Joint Vision 2010 Still Focusing
n the next few months, the Defense Department will lay the foundation for achieving the goals established in Joint Vision 2010, Chairman of the Joint Chiefs of Staff Gen. John Shalikashvili's concept for the military of the future. It is no small task. Pentagon officials are equating the chairman's goals with President John F. Kennedy's challenge to the nation to put a man on the moon.
"This is not military strategy nor doctrine to predict force structure," said Air Force Maj. Gen. David A. Sawyer, director for operational plans and interoperability in the Office of the Joint Chiefs of Staff, at a briefing for members of the American Institute of Aeronautics and Astronautics (AIAA). "This is a vision, the chairman's conceptual template for the future."
It's yet to be seen whether the template becomes the guide for the armed services for the next 13 years or is consigned to the ash heap of well-intended plans that clutter offices of every federal agency. As with many such documents, Joint Vision 2010 is long on concepts but short on specific actions for implementing those concepts.
"The vision is the first step," said Army Brig. Gen. Robert Dees, the vice director under Sawyer. What is actually achieved "depends on how we put feet to the program," he told members of AIAA. The Office of the Joint Chiefs is developing a blueprint to implement the concepts, he said. The next critical step will be to lay out the process for the next 13 years. The 1998 budget won't be determined by Joint Vision 2010, but the five-year Defense program will be affected, Dees said.
In the document's own words, it is the "template for how America's Armed Forces will channel the vitality and innovation of our people and leverage technological opportunities to achieve new levels of effectiveness in joint war fighting . . . Accelerating rates of change will make the future environment more unpredictable and less stable, presenting our armed forces with a wide range of plausible futures. Whatever direction global change ultimately takes, it will affect how we think about and conduct joint and multinational operations in the 21st century. How we respond to dynamic changes concerning potential adversaries, technological advances and their implications, and the emerging importance for information superiority will dramatically impact how well our armed forces can perform its duties in 2010."
"This is a paradigm shift," Dees said. "Never before have we had a joint vision."
The heart of the vision is "full spectrum dominance." The United States must be the best in all aspects of military operations, from humanitarian assistance and peace operations to full-scale war. To ensure such dominance in the face of uncertainty, the services must be able to work together in unprecedented ways, both in terms of personnel and technology.

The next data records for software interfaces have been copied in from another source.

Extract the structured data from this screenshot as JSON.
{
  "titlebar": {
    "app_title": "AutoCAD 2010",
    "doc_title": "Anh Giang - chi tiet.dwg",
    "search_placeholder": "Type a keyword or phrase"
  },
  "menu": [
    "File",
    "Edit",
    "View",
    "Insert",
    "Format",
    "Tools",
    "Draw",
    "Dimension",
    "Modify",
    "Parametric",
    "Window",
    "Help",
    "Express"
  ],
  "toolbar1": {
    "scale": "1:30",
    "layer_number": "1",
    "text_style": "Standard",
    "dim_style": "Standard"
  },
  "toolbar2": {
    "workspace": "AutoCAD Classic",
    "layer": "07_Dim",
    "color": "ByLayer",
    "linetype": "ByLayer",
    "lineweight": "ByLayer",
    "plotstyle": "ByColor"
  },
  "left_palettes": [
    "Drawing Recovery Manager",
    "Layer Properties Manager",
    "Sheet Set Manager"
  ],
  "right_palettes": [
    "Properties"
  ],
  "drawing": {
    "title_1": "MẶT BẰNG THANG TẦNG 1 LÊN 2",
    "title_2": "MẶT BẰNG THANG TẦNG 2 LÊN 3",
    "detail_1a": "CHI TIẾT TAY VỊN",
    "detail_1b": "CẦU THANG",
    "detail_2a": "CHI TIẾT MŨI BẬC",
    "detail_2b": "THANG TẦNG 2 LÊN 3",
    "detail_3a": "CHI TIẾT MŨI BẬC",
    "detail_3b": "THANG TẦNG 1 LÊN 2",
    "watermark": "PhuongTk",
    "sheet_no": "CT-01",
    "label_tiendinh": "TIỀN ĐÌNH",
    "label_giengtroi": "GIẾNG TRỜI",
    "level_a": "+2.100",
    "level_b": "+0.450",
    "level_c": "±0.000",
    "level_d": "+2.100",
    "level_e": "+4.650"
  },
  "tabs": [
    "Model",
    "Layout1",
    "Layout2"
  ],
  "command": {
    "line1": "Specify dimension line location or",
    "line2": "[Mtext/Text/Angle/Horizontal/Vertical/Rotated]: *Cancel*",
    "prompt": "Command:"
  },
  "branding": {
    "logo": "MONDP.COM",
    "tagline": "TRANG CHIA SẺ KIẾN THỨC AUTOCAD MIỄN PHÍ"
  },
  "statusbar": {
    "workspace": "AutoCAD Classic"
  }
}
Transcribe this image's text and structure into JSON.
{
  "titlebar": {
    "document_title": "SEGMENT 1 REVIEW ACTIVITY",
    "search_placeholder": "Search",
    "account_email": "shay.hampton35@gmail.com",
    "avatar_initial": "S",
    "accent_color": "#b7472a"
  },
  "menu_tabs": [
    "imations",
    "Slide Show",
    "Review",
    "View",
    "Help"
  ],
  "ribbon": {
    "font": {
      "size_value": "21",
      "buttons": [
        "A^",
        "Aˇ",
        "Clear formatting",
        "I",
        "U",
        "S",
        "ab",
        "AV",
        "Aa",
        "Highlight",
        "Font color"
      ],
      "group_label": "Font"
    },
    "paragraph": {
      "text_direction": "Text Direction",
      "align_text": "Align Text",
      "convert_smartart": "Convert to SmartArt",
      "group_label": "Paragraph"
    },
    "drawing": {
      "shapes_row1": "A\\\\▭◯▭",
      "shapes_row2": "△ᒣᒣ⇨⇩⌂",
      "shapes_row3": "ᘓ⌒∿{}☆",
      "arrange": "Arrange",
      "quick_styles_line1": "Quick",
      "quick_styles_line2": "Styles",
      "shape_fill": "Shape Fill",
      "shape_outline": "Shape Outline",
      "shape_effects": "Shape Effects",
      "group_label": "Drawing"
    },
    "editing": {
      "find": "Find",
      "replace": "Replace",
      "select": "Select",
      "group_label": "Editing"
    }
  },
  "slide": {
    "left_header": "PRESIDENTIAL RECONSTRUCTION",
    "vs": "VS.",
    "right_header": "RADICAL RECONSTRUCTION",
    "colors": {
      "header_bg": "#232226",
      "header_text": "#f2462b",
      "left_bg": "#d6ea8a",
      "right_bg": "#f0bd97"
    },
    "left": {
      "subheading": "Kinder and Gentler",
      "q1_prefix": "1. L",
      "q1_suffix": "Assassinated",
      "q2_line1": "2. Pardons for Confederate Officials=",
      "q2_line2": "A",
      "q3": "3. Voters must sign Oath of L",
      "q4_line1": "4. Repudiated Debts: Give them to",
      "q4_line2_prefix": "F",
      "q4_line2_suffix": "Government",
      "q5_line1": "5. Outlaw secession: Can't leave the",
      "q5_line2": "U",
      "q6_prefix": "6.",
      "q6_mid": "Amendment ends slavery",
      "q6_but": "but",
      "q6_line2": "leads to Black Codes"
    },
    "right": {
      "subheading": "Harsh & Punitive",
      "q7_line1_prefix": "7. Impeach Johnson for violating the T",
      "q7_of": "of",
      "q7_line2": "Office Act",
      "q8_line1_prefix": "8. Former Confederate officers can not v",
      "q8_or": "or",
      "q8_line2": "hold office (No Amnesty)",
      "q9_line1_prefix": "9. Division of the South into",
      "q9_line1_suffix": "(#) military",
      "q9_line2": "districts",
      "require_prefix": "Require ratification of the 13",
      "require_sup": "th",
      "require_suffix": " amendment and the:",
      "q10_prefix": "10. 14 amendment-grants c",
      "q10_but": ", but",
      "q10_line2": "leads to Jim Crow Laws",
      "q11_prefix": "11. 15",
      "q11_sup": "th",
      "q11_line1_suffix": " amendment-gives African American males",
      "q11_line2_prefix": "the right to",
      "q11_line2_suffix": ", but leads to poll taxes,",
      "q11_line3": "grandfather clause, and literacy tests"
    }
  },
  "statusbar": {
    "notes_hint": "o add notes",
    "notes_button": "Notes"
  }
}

"We play from our strengths and information technology is one of the great American strengths," said Vice Adm. Arthur K. Cebrowski, director of command, control, communications and computers, Office of the Joint Chiefs of Staff.
Specifically, Joint Vision 2010 foresees a future where technology will push battlefield decision-making to increasingly lower levels. In addition, battlefield operations will become accelerated, reducing decision-making time and increasing stress for military personnel.
Joint Vision 2010 establishes a paradigm for traditional top-down battlefield management, Cebrowski said. Technological advancements eventually will allow any information to be projected to anyone in the theater of operations and users will be able to collaborate in real time.
"We don't have that today although we have a glimmer of it in many places," Cebrowski said.
Into the Future
In addition to exploiting new technologies, the United States must be prepared to protect its forces from potential adversaries employing the same technologies.
"We need to be preeminent in force protection as well as high-intensity conflict," Sawyer says. It's a goal more easily stated than achieved, however, and will require more than a technological answer. Witness the truck bomb terrorists had no apparent trouble detonating outside the Khobar Towers housing compound in Dhahran, Saudi Arabia, in June 1996. The explosion killed 19 Americans and wounded hundreds of others. It wasn't the first time U.S. troops experienced such an attack and it's not likely to be the last.
Protecting U.S. forces against acts of terrorism, even relatively unsophisticated forms such as employed in the most recent bombing, presents a formidable challenge. As adversaries gain technological sophistication, which they are sure to do, the challenge becomes even greater.
"We have done a very good job inserting information technology into the forces, but now we're talking about more than insertion," Cebrowski said. Assimilation of technology into military operations will require new relationships between military personnel and call for a parallel evolution of military doctrine.
The challenges facing those who would implement the chairman's vision are not just technological and doctrinal. As the Pentagon comes under increasing budgetary pressure, it will be forced to make hard choices between short-term needs and long-term goals. While Pentagon officials anticipate leveraging technology to enhance military capability more economically, the possibilities are limited without increased funding.
Joint Vision 2010 anticipates this tension: "We will have to make hard choices to achieve the trade-offs that will bring the best balance, most capability, and greatest interoperability for the least cost. Ultimately, we will have to measure continuously the affordability of achieving full spectrum dominance against our overarching need to maintain the quality of our forces, their readiness, and the force structure needed to execute our operational tasks between now and the year 2010."
Achieving the chairman's goals may not be as romantic as putting a man on the moon, but it may prove more difficult.